Revenge of the Titans

April 1, 2011

Tower defense is a niche genre that wears out its welcome quickly for some, and if that has happened to you, Revenge of the Titans won’t do anything to make you come back. However, if it is a genre you crave, then Revenge of the Titans’ unique options and opportunities for creativity will satiate your thirst. 

In the game, you are defending Earth from Titans, extremely large aliens that seek to destroy humanity. You then take the fight back to them. The commander and researchers will provide amusing, though usually useless, updates on what your research for that level will be and what the new titans will be. The weakest point of the game hinges on this—the descriptions for the research and buildings are often vague. Sometimes the needed building or ability is asked for in one level, but is 3 to 4 levels away in the tech tree. Some towers end up being highly useful in some situations, some are always useful, and some are usually not. At first this is a disappointment, but that really is part of the magic of deciphering the code and mechanics in tower defense.

The real treat is the design of titan paths and level layouts. The maps are more like maps from RTS games, with varying mountains and crystals to mine. Instead of one or two obvious paths, the titans can start from 5 or 8 paths. Some start in the middle. Some can be directed off course by the decoy building or simply by building money-producing refineries in the middle of nowhere. All buildings are placed instantly, and all have limited ammo that must be reloaded. Ammo can be reloaded manually. Powerups also appear in random spots or upon killing some titans. The ability to instantly place mines or barricades can make for some close calls. 

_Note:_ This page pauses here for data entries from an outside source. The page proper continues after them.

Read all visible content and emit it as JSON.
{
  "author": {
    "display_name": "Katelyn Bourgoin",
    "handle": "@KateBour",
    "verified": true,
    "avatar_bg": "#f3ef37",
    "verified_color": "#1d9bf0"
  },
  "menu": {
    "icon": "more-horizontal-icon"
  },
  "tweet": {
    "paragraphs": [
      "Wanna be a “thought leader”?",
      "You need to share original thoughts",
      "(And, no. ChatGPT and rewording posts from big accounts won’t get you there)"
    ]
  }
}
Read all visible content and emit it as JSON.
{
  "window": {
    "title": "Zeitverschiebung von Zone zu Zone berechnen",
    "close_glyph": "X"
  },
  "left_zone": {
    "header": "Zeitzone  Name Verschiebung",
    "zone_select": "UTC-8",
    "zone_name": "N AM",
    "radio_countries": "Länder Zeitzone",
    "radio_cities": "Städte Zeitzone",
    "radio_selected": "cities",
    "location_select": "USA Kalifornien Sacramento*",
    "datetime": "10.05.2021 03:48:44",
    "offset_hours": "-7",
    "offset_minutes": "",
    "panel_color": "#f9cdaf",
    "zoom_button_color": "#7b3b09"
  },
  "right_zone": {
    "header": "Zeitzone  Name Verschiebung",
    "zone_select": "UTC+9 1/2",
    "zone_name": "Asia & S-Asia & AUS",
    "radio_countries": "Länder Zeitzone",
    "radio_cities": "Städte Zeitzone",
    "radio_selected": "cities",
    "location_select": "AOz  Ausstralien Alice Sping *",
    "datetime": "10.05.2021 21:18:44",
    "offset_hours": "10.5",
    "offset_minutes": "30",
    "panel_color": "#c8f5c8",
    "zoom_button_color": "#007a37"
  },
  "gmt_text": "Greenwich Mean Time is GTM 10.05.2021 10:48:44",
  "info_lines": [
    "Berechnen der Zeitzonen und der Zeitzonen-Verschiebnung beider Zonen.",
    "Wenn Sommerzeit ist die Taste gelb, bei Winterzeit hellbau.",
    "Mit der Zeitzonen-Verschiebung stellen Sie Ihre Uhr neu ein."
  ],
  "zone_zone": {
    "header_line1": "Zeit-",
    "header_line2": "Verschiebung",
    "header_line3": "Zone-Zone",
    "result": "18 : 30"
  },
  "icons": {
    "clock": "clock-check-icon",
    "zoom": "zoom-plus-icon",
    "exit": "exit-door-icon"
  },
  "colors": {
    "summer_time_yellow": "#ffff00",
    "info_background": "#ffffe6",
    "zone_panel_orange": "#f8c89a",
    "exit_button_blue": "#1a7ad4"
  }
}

Difficulty and campaign progression is done well also. The first two section are generally easy (though I suspect just about every player underestimates the first mega titan on the tenth level), but the difficulty really starts to ramp as further on. If you have a hard level, you can lower the difficulty just for that level in order to progress and come back to it later. The money is also kept over from each level to the next, as are the powerups, making each level’s performance important, even the easier ones. Levels can also be saved in real time. Making the campaign truly a campaign in the strategy sense rather than have it be level progression is an old trick on a new dog, but it works well.

The other two modes are Survivor and Endless. Endless is a campaign in the classic sense, with shorter levels and even lesser story. In Survivor, you can pick a type of map and a map size and then go as long as you can. The unique element here is again that you can save it in real time–there is a record that goes longer than a day.

There are unique elements and ideas in some of the buildings, too, but nothing here really shines. There is a decent amount of content, the mechanics work well and there is a lot of furious on-the-fly action, but as someone who has played plenty of tower defense games (at least a dozen), there isn’t anything exciting here. If you’ve played plenty and need something new, this will fit the bill, but if you’re new to the genre or looking for something impressive, I would recommend trying Lock’s Quest for the DS or Defense Grid: The Awakening for Xbox 360 or the PC/Mac.

Pros: Real-time save feature, experiments in the genre worth seeing, map layouts, titan-pathing

Cons: Lots of bad buildings, cluttered and confusing tech tree, lacking story (even for this genre), frustrating learning curve


Score: 3/5

Questions? Check out our review guide.